Have you ever thought about how important volunteers are to keeping our society running? I daresay that if volunteers were removed from the work that keeps our communities humming, then our communities wouldn't run at all!
Who among us hasn't volunteered in some capacity when our children were young? Mrs. F.G. was the 'Hotdog Lady' at our son's public school, organizing hotdog lunches once a week. We both volunteered for Beavers and Brownies, and I was a Scoutmaster for several years. As our children grew and life became busier volunteering was less possible, but still our boys participated in every sport going, all of them totally dependent on volunteer coaches.
I skipped over Earth Day two days ago, but what I remember about the year leading up to the first Earth Day in 1970 was being intensely involved in raising awareness. I organized a group of students at university when there were no courses on envirnmental issues and we ran 'Charlie Brown University', teaching our own 6 week courses to anyone interested. Volunteers have been the backbone of the environmental movement ever since.

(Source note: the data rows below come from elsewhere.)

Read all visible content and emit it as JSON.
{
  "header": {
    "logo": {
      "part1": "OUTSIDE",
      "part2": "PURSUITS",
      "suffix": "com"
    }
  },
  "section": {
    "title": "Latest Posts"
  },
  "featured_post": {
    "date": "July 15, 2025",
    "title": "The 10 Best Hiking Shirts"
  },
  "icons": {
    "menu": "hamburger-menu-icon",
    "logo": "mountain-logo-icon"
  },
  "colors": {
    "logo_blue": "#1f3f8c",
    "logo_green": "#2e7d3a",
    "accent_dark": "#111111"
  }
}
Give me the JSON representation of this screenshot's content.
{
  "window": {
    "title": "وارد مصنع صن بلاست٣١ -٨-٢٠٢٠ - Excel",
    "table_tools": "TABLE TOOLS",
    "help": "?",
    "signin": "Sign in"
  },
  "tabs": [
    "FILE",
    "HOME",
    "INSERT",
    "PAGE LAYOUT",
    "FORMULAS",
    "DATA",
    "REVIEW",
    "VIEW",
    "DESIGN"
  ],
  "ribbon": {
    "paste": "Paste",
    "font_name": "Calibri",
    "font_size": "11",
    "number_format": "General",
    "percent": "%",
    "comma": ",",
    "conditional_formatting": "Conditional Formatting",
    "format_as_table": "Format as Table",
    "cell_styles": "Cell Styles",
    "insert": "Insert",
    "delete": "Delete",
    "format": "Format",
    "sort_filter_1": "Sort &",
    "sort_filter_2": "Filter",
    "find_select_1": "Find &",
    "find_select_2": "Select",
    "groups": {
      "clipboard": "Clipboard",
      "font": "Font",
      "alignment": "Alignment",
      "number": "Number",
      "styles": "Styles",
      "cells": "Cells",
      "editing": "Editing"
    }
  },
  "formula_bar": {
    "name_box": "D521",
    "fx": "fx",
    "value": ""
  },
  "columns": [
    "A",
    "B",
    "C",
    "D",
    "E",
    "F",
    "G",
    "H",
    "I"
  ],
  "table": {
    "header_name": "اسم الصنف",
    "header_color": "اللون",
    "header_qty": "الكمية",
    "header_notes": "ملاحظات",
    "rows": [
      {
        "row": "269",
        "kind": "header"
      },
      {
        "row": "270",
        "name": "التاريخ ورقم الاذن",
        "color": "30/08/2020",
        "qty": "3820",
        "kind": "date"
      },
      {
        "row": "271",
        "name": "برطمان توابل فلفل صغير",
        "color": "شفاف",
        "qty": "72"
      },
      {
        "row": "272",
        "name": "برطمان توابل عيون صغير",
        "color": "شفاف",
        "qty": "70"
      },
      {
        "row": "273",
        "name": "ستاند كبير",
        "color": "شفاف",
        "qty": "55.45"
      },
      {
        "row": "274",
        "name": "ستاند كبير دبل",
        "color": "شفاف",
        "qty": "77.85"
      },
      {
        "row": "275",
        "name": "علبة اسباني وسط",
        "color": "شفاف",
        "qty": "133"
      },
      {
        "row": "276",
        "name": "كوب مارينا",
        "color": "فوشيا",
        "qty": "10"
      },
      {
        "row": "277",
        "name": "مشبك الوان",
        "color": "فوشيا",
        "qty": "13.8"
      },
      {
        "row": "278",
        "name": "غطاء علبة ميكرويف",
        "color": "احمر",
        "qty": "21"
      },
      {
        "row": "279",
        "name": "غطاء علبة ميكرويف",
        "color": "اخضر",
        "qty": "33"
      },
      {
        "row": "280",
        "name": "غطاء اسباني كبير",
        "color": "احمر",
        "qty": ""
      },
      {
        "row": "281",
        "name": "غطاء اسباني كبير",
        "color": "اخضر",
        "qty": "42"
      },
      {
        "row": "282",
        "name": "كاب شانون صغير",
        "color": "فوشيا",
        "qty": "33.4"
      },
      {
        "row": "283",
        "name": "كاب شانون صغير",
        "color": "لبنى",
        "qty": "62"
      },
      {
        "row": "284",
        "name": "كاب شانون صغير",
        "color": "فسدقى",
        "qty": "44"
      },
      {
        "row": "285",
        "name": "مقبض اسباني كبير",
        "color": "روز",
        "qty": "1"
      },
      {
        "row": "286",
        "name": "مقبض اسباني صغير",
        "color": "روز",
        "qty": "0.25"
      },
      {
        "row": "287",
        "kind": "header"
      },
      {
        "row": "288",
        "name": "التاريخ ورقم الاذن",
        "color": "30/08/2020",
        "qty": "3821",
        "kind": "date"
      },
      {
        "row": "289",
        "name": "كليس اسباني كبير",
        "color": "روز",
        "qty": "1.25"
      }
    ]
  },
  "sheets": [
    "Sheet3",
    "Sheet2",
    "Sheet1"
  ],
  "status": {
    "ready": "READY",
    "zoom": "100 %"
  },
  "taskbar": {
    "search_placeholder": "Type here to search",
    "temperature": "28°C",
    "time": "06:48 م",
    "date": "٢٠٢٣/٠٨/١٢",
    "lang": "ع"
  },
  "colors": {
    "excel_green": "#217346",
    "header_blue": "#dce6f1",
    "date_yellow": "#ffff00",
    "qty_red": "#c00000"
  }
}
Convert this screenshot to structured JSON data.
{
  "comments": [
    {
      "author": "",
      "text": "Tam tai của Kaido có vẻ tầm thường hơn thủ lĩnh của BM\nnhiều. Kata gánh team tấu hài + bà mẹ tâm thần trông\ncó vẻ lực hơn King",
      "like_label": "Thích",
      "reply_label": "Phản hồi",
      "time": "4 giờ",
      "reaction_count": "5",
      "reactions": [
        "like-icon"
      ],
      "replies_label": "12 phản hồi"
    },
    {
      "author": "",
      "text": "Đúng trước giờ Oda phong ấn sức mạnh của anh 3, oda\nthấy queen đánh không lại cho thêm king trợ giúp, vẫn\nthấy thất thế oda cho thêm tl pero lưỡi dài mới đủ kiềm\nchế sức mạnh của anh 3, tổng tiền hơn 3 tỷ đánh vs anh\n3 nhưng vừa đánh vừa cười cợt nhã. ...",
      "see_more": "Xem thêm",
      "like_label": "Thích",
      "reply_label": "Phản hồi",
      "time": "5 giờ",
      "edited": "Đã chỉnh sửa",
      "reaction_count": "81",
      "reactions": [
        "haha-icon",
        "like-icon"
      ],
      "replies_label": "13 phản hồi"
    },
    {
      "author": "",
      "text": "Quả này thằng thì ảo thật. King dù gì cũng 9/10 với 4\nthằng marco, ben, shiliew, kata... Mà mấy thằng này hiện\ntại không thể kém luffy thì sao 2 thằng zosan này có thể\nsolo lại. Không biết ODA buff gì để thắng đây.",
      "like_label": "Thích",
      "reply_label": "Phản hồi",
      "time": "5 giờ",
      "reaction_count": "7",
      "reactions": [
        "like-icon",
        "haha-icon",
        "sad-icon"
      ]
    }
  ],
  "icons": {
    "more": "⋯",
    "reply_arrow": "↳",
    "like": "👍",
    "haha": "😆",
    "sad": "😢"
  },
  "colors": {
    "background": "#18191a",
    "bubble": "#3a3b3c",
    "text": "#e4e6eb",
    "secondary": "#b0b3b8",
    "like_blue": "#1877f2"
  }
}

Once our careers were established Mrs. F.G. took up quilting and for years she organized monthly workshops for the guilds in Guelph and Markdale. After we retired she organized a large quilt show in Markdale. She also fit in horticultural courses and ended up forming the Guelph Master Gardeners with another friend. All totally volunteer efforts.
As I approached retirement I pro-actively sought out the local Bruce Trail Club and volunteered to help with stewardship work. This was work done mainly in the field, inspecting properties, finding corner stakes and recommending management work. I knew I'd be asked to serve on this or that committee and would far rather be outside volunteering. I loved that work.
And when I look around our community I know that all kinds of things depend on volunteers - fundraising for the hospital, delivering meals on wheels, supporting local churches, running local events. Friends of ours run a community drop-in centre, another friend volunteers at the hospital, one volunteers at the local museum. Our communities are much richer for the amazing contribution made by volunteers.
So, during National Volunteer Week pause a moment and give thanks for the volunteers who make your community a better place to live!
So nice to know that there are so many people willing to help out in so many different ways.ReplyDelete
I join you in saying a big Thank You to all of them.
Right now lots of volunteers are putting their lives on the line so that others can succeed. There is a Facebook page in Powell River for people who need help and people who can help meet up while still keeping physical distancing. That's the beauty of a small town. Here in Bellingham we actually feel more isolated because of the vast urban sprawl around us. - MargyReplyDelete
Not only does modern society depend on volunteer efforts, but it's fun. H and I have volunteered for more years than I care to remember: Scouts, high school band boosters, officers in our local Audubon chapter, officers in the local hiking club and trail maintainers, and now H volunteers at the local hospital while I do citizen science projects dealing with wildlife.ReplyDelete
Volunteering does wonders to the volunteer. The examples you give must have given a very satisfying feeling of achievement.ReplyDelete
Absolutely! We are all so grateful for volunteers. A huge thank you to everyone!ReplyDelete
I didn't realize that this week is National Volunteer Week. Thank you for reminding me, and I know the world is a much better place for all those of us who have volunteers over the years. :-)ReplyDelete
I worked with our local residents association for 10 years and ended up chairman! The Chef edited the local newspaper even from Switzerland and is still a trustee for an arts charity he helped to set up. If things ever get back to almost normal I think I will start helping with our local archives. It’s amazing how quickly things get forgotten. It’s a wonder anyone remembers the Battle of Hastings (1066) when you see how things that happened a mere 50 years ago. If you have interesting photos - and many of us do - we should look for a local archive to make sure they are saved for posterity. Barns anyone?ReplyDelete
I got my first job because of my experience as a volunteer.ReplyDelete
'Oh Dear', looking back I see I haven't volunteered for very many things over the years but I see your efforts have thankfully picked up the slack for those of us who haven't been so inclined. Good stuff Furry:))ReplyDelete